Task directions: Give back all the records exactly, keeping every line whole.

Available records:
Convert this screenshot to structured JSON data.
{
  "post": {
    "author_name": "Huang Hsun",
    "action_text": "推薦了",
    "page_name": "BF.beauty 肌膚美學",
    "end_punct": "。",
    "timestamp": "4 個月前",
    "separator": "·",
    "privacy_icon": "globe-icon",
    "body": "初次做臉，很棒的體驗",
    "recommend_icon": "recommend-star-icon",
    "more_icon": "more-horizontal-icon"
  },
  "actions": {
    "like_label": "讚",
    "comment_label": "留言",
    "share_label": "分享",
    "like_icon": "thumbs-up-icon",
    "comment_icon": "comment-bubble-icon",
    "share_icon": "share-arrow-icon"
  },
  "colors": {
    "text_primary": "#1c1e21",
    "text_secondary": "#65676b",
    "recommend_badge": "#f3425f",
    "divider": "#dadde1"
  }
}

Response to the exercise:
Convert this screenshot to structured JSON data.
{
  "post": {
    "author_name": "Huang Hsun",
    "action_text": "推薦了",
    "page_name": "BF.beauty 肌膚美學",
    "end_punct": "。",
    "timestamp": "4 個月前",
    "separator": "·",
    "privacy_icon": "globe-icon",
    "body": "初次做臉，很棒的體驗",
    "recommend_icon": "recommend-star-icon",
    "more_icon": "more-horizontal-icon"
  },
  "actions": {
    "like_label": "讚",
    "comment_label": "留言",
    "share_label": "分享",
    "like_icon": "thumbs-up-icon",
    "comment_icon": "comment-bubble-icon",
    "share_icon": "share-arrow-icon"
  },
  "colors": {
    "text_primary": "#1c1e21",
    "text_secondary": "#65676b",
    "recommend_badge": "#f3425f",
    "divider": "#dadde1"
  }
}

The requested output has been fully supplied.